Always Providing You With Ongoing Information

Archive for the ‘Privacy’ Category

Facebook Investigating Accusations Made By Researcher That Their Engineer Is Stalking Women

 

.Snapshotfishnet8

Facebook is investigating accusations made by a security researcher that a Facebook engineer used company data to stalk women online.

The accusations against the unnamed employee were lodged Sunday by Jackie Stokes, the founder of Spyglass Security. Stokes tweeted Sunday. “I have Tinder logs. What should I do with this information?” Facebook said it was aware of the allegations and was investigating, noting that it couldn’t comment on individual personnel matters.

Mattel Scrappes Smart Home Device Designed For Children

Mattel scrapped a “smart home” device designed with kids in mind after awful reviews and privacy concerns.

“Aristotle” was first shown off at CES earlier this year. The red-and-white device is meant to be kept in a child’s room where its WiFi-enabled camera acts primarily as a voice-controlled baby monitor. It can adjust lighting levels, noting when babies wake up and then playing a lullaby or turning on a nightlight.

The device also claimed to be able to extensively interact with a young child. It can recognize and answer questions, play games, do singalongs, and teach the ABCs. Aristotle’s voice-interaction capabilities are intended to be like a kid-centric version of Amazon’s Alexa.

Last week, two members of Congress sent a letter (PDF) to Mattel about the device.

Rep. Joe Barton (R-Tex.) and Sen. Ed Markey (D-Mass wrote “Never before has a device had the capability to so intimately look into the life of a child,” consumers should know how this product will work and what measures Mattel will take to protect families’ privacy and secure their data.” Instead of answering those questions, Mattel has withdrawn the product.

Hackers Stole Sensitive Data From Equifax

Snapshotmensuit10_001

The cyber attack today, which occurred sometime between the middle of May 2017 and July 29. What makes the Equifax attack particularly troublesome is the company’s status as a central clearinghouse for sensitive credit-related information including social security numbers, driver’s license numbers, and other data that can be used in a variety of ways to harm those affected.

While the Equifax breach isn’t the largest in terms of the number of victims — however,because of the kind of personal information that was stolen is troubling. Examples of sensitive information include 209,000 credit card numbers, personal information relating to credit disputes for 182,000 victims, and data that could be further used to access medical histories, bank accounts, and more.

Equifax has established a web site that individuals can visit to learn more about the attack, find out if they’re affected, and enroll in free identity theft protection and file monitoring services. If you’ve ever applied for credit — and that’s most people — it’s a good idea to head over to the site sooner rather than later.

Instagram Gets Hacked

 

 

 On Wednesday, the Facebook-owned photo sharing app revealed that “at least one hacker” managed to steal personal information from a number of high-profile user accounts. Apparently, the breach was caused by a bug in the system, which Instagram says has now been addressed. They discovered that one or more individuals obtained unlawful access to a number of high-profile Instagram users’ contact information — specifically email address and phone number.  
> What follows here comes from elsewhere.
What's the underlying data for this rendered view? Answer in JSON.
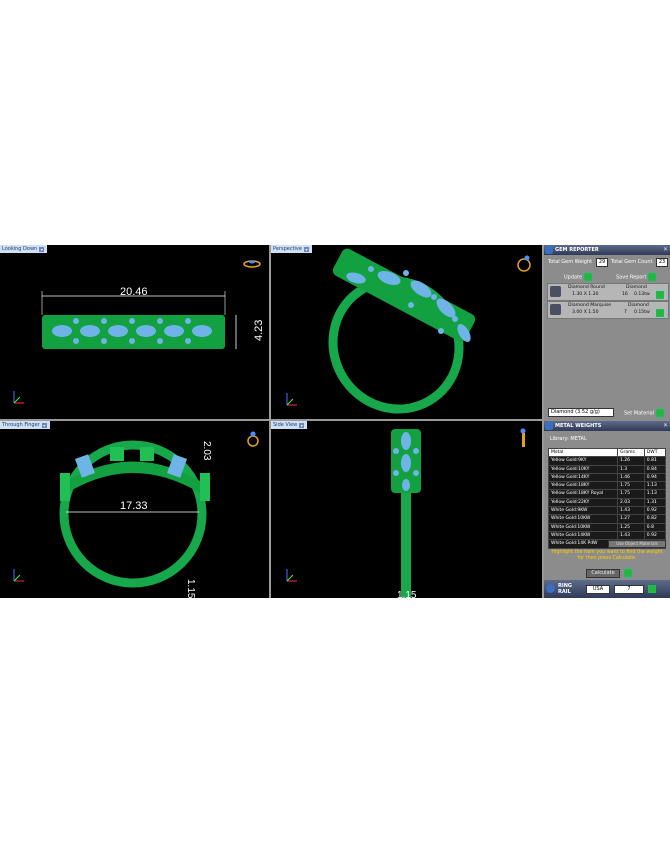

If Your Face Is Scanned the Next Time You Fly……………………HUH?

Snapshot_029

Scanned Face

There’s unsurety as to what the Government is doing with the images. They say, Facial-recognition systems may indeed speed up the boarding process, however, the real reason they are cropping up in U.S. airports is that the government wants to keep better track of who is leaving the country, by scanning travelers’ faces and verifying those scans against photos it already has on file. The idea is that this will catch fake passports and make sure people aren’t overstaying their visas. The U.S. Department of Homeland Security has partnered with airlines including JetBlue and Delta to introduce such recognition systems at New York’s JFK International Airport, Washington’s Dulles International, and airports in Atlanta, Boston, and Houston, among others. It plans to add more this summer.

“As It Searches for Suspects, the FBI May Be Looking at You”). Privacy advocates also point out that research has shown the technology to be less accurate with older photos and with images of women, African-Americans, and children (see “Is Facial Recognition Accurate? Depends on Your Race”).

 

 

Tag Cloud

%d bloggers like this: